by James A. Bacon
As nice as it would be to generate lots of power from the wind, one can understand why people don’t like wind turbines near them. They disrupt viewsheds. They make loud thrumming noises. They kills birds and bats. What I can’t understand is why people would object to having solar panels nearby. Solar voltaic panels don’t make noise. They lay close to the ground, and can be buffered by trees and shrubs. And they don’t harm wildlife.
More than 130 Chesapeake residents signed a petition calling upon Dominion Virginia Power, which is partnering with North Carolina-based SunEnergy1 to build a 241-acre solar farm, to relocate the facility to Dominion’s former coal plant along the Elizabeth River.
The planning commission recommended approving a conditional use permit for the projects. After postponing a hearing on the facility twice, the Chesapeake City Council is scheduled to air the issue tonight.
The solar farm, which would produce enough electricity for 5,000 homes, would occupy 241 acres. SunEnergy1 CEO Kenny Habul has said he has “bent over backwards” trying to accommodate residents, reports the Virginian-Pilot. He has invited them to help design a vegetative buffer that would surround the farm.
But the petitioners really aren’t concerned about views, judging by their petition. They’re mad at Dominion for operating a coal-fired power plant on the Elizabeth River, disposing fly ash on the site, and fighting a Southern Environmental Law Center (SELC) lawsuit alleging that the ash ponds leached toxic minerals into the river. States the petition:
Rather than allowing Dominion to have its way and continue to abuse even more profitable Chesapeake acreage, let’s hold Dominion accountable for the wasted 257 acre site that is contaminating the Elizabeth River. If Dominion is being required by the federal government to implement solar energy, then Dominion should be forced to clean up the land they have destroyed, which creates a perfect site for the solar panels without additional destruction.
Bacon’s bottom line: Check these petitions on Change.org: Grassroots groups are objecting to solar farms around the world. Most decry the despoiling of rural land. It is true, solar panels are extremely land intensive. That’s why developers tend to locate solar farms in rural areas where land is cheap and localized impacts, such as they are, effect the fewest people possible.
But that’s not the problem with the Chesapeake petitioners. They are angry at Dominion for operating a now-defunct coal plant and coal ash ponds that allegedly polluted the river (Dominion denies that it is, but a judge will decide), and now they’re blocking Dominion from partnering in the construction of the cleanest form of electricity known to man.
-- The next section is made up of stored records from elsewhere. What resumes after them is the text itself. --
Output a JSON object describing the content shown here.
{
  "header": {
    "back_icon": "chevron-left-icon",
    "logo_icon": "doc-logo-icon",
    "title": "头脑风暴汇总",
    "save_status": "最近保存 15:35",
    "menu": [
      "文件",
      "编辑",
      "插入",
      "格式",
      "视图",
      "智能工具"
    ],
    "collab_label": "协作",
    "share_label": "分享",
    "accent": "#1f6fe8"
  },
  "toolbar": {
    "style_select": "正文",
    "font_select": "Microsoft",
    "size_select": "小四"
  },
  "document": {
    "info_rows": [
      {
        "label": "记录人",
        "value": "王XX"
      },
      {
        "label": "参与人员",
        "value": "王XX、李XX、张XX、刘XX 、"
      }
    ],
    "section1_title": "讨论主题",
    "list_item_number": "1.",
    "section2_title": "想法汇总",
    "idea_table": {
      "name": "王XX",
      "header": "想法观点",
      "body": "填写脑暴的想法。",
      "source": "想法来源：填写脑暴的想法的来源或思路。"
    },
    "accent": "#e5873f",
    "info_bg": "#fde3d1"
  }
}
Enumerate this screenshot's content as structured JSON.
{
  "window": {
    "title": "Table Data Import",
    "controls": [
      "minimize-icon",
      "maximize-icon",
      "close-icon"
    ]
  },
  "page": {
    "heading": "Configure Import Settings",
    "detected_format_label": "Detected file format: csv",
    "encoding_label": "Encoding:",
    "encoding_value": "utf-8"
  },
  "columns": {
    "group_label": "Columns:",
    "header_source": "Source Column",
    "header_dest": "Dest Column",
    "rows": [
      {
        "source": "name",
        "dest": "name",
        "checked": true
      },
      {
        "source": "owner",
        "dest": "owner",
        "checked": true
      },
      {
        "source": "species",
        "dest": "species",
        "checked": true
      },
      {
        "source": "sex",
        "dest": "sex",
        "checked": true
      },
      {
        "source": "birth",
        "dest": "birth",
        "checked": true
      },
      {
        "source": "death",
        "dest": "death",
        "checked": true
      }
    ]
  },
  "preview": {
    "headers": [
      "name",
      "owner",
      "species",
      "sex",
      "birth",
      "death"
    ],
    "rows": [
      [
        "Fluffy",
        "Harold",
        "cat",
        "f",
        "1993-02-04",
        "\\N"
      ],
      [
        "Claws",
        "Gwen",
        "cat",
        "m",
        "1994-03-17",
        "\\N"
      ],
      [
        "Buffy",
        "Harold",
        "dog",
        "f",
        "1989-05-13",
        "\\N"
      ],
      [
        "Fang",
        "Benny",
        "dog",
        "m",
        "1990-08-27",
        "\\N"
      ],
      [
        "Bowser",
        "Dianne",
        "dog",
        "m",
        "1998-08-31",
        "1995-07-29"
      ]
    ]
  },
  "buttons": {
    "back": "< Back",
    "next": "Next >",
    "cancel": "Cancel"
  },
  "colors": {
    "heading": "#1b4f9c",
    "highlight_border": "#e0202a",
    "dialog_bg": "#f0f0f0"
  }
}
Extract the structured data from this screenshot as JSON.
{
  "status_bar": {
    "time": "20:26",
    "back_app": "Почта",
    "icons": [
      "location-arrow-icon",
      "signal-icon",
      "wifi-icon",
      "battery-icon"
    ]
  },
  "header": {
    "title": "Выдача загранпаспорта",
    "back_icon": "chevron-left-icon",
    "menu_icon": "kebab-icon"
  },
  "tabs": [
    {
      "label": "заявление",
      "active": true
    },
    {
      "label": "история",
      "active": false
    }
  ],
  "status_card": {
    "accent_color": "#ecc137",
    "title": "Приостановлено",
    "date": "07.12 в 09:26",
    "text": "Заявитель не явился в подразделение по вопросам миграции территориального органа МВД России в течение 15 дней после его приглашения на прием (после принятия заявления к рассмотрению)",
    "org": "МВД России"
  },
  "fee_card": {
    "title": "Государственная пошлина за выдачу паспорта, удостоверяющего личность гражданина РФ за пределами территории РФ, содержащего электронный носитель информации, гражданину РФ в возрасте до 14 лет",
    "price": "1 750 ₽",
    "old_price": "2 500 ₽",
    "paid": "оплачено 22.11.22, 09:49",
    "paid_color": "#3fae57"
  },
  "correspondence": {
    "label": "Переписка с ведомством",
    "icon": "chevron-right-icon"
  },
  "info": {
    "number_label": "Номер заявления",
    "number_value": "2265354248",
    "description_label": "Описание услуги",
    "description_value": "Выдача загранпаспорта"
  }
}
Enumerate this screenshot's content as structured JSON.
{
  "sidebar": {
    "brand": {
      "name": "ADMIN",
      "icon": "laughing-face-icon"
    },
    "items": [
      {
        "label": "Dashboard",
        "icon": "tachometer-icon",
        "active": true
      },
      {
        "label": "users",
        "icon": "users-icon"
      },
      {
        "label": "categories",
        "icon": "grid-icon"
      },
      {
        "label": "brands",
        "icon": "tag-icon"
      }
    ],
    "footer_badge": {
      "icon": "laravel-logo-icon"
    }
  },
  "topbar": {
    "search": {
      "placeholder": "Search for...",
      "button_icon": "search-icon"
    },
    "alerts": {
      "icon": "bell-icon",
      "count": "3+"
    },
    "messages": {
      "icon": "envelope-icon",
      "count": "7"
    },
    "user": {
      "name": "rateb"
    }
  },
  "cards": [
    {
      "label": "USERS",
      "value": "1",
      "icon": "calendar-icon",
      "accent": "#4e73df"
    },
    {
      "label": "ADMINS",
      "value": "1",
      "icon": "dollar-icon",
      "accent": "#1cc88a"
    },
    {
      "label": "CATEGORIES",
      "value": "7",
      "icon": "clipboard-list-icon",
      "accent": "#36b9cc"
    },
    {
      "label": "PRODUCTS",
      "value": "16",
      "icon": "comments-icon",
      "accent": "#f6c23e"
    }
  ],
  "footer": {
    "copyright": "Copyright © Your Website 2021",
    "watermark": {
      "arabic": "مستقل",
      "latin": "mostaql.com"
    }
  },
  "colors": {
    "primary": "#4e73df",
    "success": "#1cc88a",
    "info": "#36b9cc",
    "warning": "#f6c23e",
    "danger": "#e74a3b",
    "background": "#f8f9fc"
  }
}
If they want to hold Dominion accountable for its coal ash, then they should raise money for the SELC. Blocking the solar facility on environmental grounds is cutting off their nose to spite their face.